  • Jamison, K. R., Gerner, R. H., & Goodwin, F. K. (1979) Patient and physician attitudes toward lithium: Relationship to compliance. Archives of General Psychiatry, 36, 866869.
  • Johnson, S., & Miller, I. (1997). Negative life events and time to recovery from episodes of bipolar disorder. Journal of Abnormal Psychology, 106, 449457.
  • Miklowitz, D. J., George, E. L., Richards, J. A., Simoneau, T. L., & Suddath, R. L. (2003). A randomized study of family-focused psychoeducation and pharmacotherapy in the outpatient management of bipolar disorder. Archives of General Psychiatry, 60, 904912.
  • Neves-Pereira, M., Mundo, E., Muglia, P., King, N., Macciardi, F., & Kennedy, J. L. (2002). The brain-derived neurotrophic factor gene confers susceptibility to bipolar disorder. American Journal of Human Genetics, 71, 651655.
  • Otto, M. W., & Reilly-Harrington, N. A. (2002). Cognitive-behavioral therapy for the management of bipolar disorder. In S. G. Hoffman & M. Tompson (Eds.), Treating chronic and severe mental disorders: A handbook of empirically supported interventions (pp. 116130). New York: Guilford Press.
  • Phillips, M. L., Drevets, W. C., Rauch, S. L., & Lane, R. (2003). The neurobiology of emotion perception II: Implications for major psychiatric disorders. Biological Psychiatry, 54, 515528.
  • Post, R. M. (1992). Transduction of psychosocial stress into the neurobiology of recurrent affective disorder.

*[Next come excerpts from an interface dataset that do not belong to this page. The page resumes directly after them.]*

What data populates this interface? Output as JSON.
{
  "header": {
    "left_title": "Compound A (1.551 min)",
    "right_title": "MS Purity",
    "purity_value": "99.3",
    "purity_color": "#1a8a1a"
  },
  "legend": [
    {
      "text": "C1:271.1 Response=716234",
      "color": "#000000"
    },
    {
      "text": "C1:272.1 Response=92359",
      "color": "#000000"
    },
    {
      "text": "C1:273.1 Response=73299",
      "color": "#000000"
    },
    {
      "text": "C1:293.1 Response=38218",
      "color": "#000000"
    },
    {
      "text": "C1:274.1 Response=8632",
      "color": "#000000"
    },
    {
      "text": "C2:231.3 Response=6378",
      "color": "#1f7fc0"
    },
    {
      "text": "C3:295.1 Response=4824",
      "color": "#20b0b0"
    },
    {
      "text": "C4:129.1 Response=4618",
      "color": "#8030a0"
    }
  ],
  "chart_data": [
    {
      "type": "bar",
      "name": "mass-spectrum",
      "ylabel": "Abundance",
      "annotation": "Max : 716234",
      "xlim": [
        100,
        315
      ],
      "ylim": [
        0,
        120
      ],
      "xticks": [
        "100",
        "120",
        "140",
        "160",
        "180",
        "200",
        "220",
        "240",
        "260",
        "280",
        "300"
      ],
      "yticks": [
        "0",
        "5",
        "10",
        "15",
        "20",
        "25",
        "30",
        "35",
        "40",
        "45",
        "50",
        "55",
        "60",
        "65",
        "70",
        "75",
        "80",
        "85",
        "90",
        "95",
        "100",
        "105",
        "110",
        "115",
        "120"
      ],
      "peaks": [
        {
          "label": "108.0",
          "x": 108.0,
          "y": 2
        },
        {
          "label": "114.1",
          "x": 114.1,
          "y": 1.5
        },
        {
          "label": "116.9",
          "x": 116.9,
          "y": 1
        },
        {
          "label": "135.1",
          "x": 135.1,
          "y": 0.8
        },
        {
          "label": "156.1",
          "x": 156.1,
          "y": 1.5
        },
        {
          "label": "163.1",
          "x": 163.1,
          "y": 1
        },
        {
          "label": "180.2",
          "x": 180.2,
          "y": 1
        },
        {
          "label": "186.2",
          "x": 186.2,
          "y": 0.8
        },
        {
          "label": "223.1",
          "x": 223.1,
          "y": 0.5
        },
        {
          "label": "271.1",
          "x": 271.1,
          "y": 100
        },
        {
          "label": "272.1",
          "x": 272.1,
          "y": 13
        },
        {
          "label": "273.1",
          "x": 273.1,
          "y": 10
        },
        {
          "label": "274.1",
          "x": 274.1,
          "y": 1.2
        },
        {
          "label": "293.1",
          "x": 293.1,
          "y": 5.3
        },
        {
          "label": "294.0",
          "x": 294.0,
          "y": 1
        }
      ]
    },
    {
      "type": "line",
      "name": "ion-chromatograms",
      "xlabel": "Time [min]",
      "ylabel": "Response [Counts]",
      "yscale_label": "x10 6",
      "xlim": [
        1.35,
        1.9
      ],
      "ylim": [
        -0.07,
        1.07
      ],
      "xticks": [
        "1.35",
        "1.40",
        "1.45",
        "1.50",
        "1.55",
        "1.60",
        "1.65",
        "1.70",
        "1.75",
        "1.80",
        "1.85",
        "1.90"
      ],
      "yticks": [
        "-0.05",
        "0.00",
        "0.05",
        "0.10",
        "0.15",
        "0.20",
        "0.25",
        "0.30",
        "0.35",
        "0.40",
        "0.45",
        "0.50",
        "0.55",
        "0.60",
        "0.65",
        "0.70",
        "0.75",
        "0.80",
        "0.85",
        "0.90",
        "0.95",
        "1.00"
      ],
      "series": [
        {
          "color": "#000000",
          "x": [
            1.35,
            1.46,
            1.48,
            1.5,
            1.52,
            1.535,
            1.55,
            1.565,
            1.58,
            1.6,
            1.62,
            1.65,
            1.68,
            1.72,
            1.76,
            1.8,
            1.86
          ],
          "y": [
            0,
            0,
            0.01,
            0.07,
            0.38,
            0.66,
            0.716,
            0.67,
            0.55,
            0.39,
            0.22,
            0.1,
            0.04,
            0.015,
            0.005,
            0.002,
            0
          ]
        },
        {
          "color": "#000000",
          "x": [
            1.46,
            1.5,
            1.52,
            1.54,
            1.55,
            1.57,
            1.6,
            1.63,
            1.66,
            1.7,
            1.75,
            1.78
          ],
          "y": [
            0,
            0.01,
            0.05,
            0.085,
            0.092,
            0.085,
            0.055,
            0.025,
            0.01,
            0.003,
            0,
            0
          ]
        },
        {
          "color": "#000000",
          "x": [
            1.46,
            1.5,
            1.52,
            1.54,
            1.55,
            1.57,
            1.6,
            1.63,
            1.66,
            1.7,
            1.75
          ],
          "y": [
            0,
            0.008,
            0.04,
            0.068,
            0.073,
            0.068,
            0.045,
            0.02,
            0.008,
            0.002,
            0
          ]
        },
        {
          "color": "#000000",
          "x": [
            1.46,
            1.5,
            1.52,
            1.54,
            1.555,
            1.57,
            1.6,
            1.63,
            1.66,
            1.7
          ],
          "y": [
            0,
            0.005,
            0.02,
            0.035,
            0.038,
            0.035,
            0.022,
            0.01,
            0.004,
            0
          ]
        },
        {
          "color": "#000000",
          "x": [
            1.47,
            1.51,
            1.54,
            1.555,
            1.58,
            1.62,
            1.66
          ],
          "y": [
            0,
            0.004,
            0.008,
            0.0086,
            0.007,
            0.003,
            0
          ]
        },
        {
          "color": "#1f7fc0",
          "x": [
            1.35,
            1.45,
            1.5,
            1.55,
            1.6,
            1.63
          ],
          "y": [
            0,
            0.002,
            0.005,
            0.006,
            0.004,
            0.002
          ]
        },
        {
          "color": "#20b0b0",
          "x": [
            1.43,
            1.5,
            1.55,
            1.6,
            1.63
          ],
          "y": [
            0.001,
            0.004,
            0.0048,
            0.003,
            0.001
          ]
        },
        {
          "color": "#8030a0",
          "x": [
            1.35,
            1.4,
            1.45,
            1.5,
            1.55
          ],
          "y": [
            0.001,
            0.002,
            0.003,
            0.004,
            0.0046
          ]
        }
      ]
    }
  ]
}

American Journal of Psychiatry, 149, 9991010.
  • Sasson, Y., Chopra, M., Harrari, E., Amitai, K., & Zohar, J. (2003). Bipolar comorbidity: From diagnostic dilemmas to therapeutic challenge. International Journal of Neuropsychopharmacology, 6, 139144.
  • Swann, A. C., Secunda, S. K., Stokes, P. E., Croughan, J., Davis, J. M., Koslow, S. H., et al. (1990). Stress, depression and mania: Relationship between perceived role of stressful events and clinical and biochemical characteristics. Acta Psychiatrica Scandinavica, 81, 389397.

Suggested Readings

  1. Top of page
  2. Epidemiology
  3. Course and Outcome
  4. Comorbid Conditions
  5. Models of Bipolar Disorder
  6. Treatment
  7. References
  8. Suggested Readings
  • Fawcett, J., Golden, B., & Rosenfeld, N. (2000). New hope for people with bipolar disorder. New York: Three Rivers Press.
  • Goodwin, F. K., & Jamison, K. R. (Eds.). (2007). Manic-depressive illness (2nd ed.). New York: Oxford University Press.
  • Jamison, K. R. (1995). An unquiet mind. New York: A.A. Knopf.